CitedLipkin Gorman (a Firm) v Karpnale Ltd HL 6-Jun-1991
The plaintiff firm of solicitors sought to recover money which had been stolen from them by a partner, and then gambled away with the defendant. He had purchased their gaming chips, and the plaintiff argued that these, being gambling debts, were . .
CitedEzekiel v Orakpo CA 1977
A lease had been forfeited for non payment of rent. The lessor then took proceedings for possession. The tenant claimed that the action was invalid because a receiving order had been made against him in the meantime.
Held: The Court rejected . .

Cited by:
CitedHalifax Plc v Omar CA 20-Feb-2002
The respondent occupied a flat as a tenant. The landlord had acquired it by means of a fraud on the claimant lender. The lender had been given an equitable charge over the property, and now claimed possession as subrogated to the original fraudulent . .
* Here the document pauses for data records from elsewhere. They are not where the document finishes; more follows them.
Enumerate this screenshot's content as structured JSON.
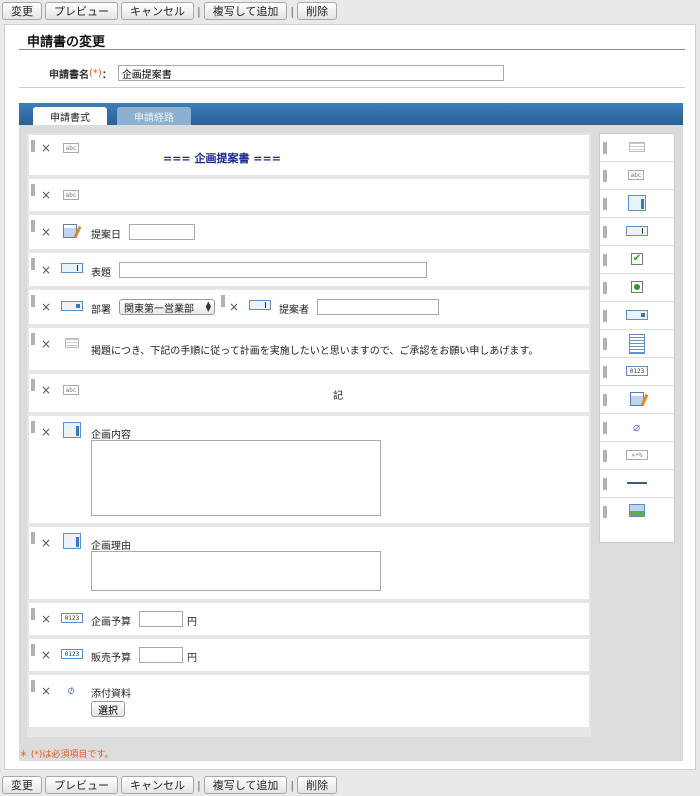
{
  "toolbar": {
    "change": "変更",
    "preview": "プレビュー",
    "cancel": "キャンセル",
    "sep": "|",
    "copy_add": "複写して追加",
    "delete": "削除"
  },
  "page": {
    "title": "申請書の変更",
    "name_label": "申請書名",
    "required_mark": "(*)",
    "colon": "：",
    "name_value": "企画提案書",
    "footnote": "＊ (*)は必須項目です。"
  },
  "tabs": {
    "active": "申請書式",
    "inactive": "申請経路"
  },
  "rows": {
    "header_text": "=== 企画提案書 ===",
    "date_label": "提案日",
    "subject_label": "表題",
    "dept_label": "部署",
    "dept_value": "関東第一営業部",
    "proposer_label": "提案者",
    "paragraph": "掲題につき、下記の手順に従って計画を実施したいと思いますので、ご承認をお願い申しあげます。",
    "ki": "記",
    "content_label": "企画内容",
    "reason_label": "企画理由",
    "budget_label": "企画予算",
    "sales_label": "販売予算",
    "yen": "円",
    "attach_label": "添付資料",
    "select_button": "選択"
  },
  "icons": {
    "delete": "×",
    "abc": "abc",
    "num": "0123",
    "calc": "×+%"
  },
  "colors": {
    "tab_blue": "#3c7fbb",
    "header_text": "#1b2a8a",
    "required": "#e05b1d"
  }
}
CitedFoskett v McKeown and Others CA 27-Jun-1997
Various people had paid money with the promise of acquiring an interest in land in Portugal. The scheme was fraudulent. The funds had been used to purchase a life/investment policy. The policy was held in trust for the fraudster’s mother but he had . .
CitedCheltenham and Gloucester Plc v Appleyard and Another CA 15-Mar-2004
The owners had purchased their property with a loan from the BBBS. A charge was then given to BCCI, which charge said no further charge could be registered without BCCI ‘s consent. The C and G agreed to lend a sum to refinance the entire borrowings, . .
CitedUltraframe (UK) Ltd v Fielding and others ChD 27-Jul-2005
The parties had engaged in a bitter 95 day trial in which allegations of forgery, theft, false accounting, blackmail and arson. A company owning patents and other rights had become insolvent, and the real concern was the destination and ownership of . .
CitedIslamic Republic of Pakistan v Zardari and others ComC 6-Oct-2006
The claimant alleged that the defendants had funded the purchase of various properties by secret and unlawful commissions taken by them whilst in power in Pakistan. They sought to recover the proceeds. They now sought permission to serve proceedings . .
CitedBankers Trust Company v Namdar and Namdar CA 14-Feb-1997
The bank sought repayment of its loan and possession of the defendants’ property. The second defendant said that the charge had only her forged signature.
Held: Non-compliance with section 2 of the 1989 Act does not make a bargain illegal, and . .
CitedBank of Cyprus UK Ltd v Menelaou SC 4-Nov-2015
The bank customers, now appellants, redeemed a mortgage over their property, and the property was transferred to family members, who in turn borrowed from the same lender. A bank employee simply changed the name on the mortgage. This was ineffective . .
CitedLowick Rose Llp v Swynson Ltd and Another SC 11-Apr-2017
Losses arose from the misvaluation of a company before its purchase. The respondent had funded the purchase, relying upon a valuation by the predecessor of the appellant firm of accountants. Further advances had been made when the true situation was . .

These lists may be incomplete.
Updated: 02 June 2021; Ref: scu.78495